Elsewhere, 2006 Olympic halfpipe silver medalist Gretchen Bleiler won the superpipe competition at the inaugural Winter Dew Tour event in Breckenridge, Colorado, with 2002 Olympic champion Kelly Clark finishing second. In the men’s competition, reigning Olympic halfpipe champion and Vancouver gold medal favorite Shaun White narrowly finished second to 20-year-old Danny Davis.
Flying Australians with Reconstructed Knees
Freestyle skiing’s World Cup campaign is finally underway, and two names that stood out during the 2008-09 season’s opening aerials competitions at China’s Adventure Mountain were Lydia Lassila and Jacqui Cooper of Australia.
Lassila (born Lydia Ierodiaconou but now married to retired Finnish moguls skier Lauri Lassila) appeared certain to miss the Torino Games after suffering a torn ACL in June 2005. However, after having a cadaver’s Achilles’ tendon grafted onto her damaged knee, she was able to compete in Torino, only to have the ligament tear once again (and induce an agonizing, unforgettable scream) during the qualifying round of the 2006 Games. Now, the 26-year-old aerialist is back in peak form, having recorded a victory and a third place in the first two World Cup competitions this season.
Lassila’s teammate, Cooper, has her own story of ill-fated combusting knees. The three-time reigning World Cup aerials champion entering the Salt Lake Games, Cooper suffered a debilitating knee injury just three days after the 2002 Opening Ceremony. The injury required five surgeries (four on the knee, and one on her hip), leading Cooper to miss the 2002 Games and each of the following two seasons. Cooper returned to place eighth in Torino, and has improbably continued to compete at a high level into her mid-30’s. The soon-to-be 36-year-old won back-to-back World Cup crowns in 2007 and 2008, and finished as runner-up in the season-opening aerials competition this weekend.
Demong is the Name

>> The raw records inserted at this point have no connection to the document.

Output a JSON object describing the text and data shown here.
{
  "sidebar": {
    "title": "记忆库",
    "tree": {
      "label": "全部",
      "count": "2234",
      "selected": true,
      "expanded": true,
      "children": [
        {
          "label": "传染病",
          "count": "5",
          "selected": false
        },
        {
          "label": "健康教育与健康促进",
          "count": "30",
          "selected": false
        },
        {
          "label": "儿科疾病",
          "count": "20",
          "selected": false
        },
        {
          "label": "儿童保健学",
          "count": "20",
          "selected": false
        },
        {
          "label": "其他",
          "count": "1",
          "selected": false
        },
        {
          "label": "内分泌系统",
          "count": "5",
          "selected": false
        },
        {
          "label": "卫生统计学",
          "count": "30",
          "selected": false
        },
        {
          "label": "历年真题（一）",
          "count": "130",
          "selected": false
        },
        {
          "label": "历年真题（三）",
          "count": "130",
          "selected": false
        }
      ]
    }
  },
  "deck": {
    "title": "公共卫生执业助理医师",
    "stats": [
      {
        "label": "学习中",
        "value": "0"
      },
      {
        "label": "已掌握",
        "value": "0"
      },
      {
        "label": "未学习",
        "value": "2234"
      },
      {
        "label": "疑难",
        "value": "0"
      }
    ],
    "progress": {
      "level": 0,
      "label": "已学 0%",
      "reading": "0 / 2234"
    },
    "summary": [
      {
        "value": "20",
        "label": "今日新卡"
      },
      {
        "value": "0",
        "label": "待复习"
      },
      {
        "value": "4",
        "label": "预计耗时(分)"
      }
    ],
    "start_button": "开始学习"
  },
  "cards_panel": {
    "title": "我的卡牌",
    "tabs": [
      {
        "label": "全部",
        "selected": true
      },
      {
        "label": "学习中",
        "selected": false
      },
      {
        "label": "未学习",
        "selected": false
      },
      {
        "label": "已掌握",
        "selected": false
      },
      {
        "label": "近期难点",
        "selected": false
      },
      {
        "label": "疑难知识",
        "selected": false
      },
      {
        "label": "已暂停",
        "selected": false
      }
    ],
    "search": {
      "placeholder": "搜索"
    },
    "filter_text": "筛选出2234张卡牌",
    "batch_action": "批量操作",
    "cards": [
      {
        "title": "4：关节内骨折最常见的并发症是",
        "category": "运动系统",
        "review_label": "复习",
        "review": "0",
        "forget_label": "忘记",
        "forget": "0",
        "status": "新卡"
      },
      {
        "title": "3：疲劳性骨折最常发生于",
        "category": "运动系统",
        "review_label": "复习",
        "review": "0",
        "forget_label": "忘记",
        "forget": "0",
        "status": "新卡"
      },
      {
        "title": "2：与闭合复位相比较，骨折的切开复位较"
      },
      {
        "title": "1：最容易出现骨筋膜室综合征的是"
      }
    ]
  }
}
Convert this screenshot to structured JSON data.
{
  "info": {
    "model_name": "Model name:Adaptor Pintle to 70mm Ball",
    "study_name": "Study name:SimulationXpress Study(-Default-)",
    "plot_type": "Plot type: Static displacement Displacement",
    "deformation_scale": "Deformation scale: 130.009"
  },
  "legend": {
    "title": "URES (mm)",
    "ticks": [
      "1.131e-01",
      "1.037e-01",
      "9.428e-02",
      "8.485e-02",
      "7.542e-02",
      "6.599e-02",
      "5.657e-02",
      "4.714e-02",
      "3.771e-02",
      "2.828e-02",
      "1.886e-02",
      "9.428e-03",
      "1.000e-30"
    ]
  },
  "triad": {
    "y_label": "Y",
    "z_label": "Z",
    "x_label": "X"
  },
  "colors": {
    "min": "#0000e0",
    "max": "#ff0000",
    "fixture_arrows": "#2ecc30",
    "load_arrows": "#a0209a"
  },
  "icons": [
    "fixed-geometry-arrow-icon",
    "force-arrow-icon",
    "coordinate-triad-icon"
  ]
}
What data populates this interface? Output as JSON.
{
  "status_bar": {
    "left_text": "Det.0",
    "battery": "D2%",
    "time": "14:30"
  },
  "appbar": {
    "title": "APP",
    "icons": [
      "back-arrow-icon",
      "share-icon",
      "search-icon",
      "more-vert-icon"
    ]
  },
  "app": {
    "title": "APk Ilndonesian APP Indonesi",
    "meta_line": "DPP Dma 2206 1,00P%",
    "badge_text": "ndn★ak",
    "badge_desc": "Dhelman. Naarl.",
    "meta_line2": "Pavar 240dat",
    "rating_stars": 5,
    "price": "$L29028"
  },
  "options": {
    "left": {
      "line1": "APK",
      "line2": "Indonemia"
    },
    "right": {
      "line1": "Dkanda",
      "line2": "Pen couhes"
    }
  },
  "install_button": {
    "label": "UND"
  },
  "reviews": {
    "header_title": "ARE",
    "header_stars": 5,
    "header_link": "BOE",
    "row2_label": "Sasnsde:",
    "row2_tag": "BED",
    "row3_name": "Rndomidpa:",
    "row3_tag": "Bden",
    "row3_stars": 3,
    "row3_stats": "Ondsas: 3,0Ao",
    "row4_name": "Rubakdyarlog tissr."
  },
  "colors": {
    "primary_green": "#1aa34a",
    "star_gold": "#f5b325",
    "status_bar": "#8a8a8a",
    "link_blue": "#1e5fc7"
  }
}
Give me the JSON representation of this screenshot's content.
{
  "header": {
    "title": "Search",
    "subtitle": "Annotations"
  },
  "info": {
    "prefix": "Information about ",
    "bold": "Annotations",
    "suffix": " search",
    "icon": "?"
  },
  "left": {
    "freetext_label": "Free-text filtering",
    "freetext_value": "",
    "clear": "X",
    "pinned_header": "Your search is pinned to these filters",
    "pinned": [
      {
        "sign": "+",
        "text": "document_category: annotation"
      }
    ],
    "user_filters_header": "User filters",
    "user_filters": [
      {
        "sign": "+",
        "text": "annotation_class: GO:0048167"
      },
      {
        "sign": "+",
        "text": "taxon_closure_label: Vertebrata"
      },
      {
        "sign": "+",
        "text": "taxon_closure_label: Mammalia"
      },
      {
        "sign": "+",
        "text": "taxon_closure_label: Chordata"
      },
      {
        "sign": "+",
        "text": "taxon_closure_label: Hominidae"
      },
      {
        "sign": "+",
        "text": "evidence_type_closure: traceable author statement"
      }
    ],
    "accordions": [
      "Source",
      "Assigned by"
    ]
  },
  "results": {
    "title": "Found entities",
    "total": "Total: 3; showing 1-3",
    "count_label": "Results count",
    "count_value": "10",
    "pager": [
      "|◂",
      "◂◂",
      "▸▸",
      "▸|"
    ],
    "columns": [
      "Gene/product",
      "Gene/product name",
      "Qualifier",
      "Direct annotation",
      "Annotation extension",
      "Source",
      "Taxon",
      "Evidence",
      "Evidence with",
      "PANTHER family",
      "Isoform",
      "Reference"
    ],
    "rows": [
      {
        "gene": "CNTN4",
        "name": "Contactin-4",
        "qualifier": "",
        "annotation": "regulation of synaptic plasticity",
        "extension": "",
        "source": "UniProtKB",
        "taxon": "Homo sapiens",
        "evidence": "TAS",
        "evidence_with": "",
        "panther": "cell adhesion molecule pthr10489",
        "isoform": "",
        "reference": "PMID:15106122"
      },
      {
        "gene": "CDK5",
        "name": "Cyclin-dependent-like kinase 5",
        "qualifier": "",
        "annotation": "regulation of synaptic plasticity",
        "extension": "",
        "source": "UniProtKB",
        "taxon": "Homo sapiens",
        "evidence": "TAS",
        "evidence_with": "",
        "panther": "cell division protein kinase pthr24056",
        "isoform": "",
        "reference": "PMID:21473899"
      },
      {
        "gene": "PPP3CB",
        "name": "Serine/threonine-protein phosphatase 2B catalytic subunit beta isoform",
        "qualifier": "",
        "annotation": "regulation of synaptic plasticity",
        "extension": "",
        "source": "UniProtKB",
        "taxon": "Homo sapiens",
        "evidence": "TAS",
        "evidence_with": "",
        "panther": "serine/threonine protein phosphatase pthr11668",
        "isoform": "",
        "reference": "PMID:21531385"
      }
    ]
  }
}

The U.S. has never won an Olympic medal in the hybrid of ski jumping and cross-country skiing known as nordic combined. But as the Vancouver Games draw nearer, Bill Demong continues to build his credentials with a mind toward ending that drought. The 28-year-old now ranks third in the World Cup standings (93 points behind leader Anssi Koivuranta of Finland) after placing first and second in two competitions held in Ramsau, Austria.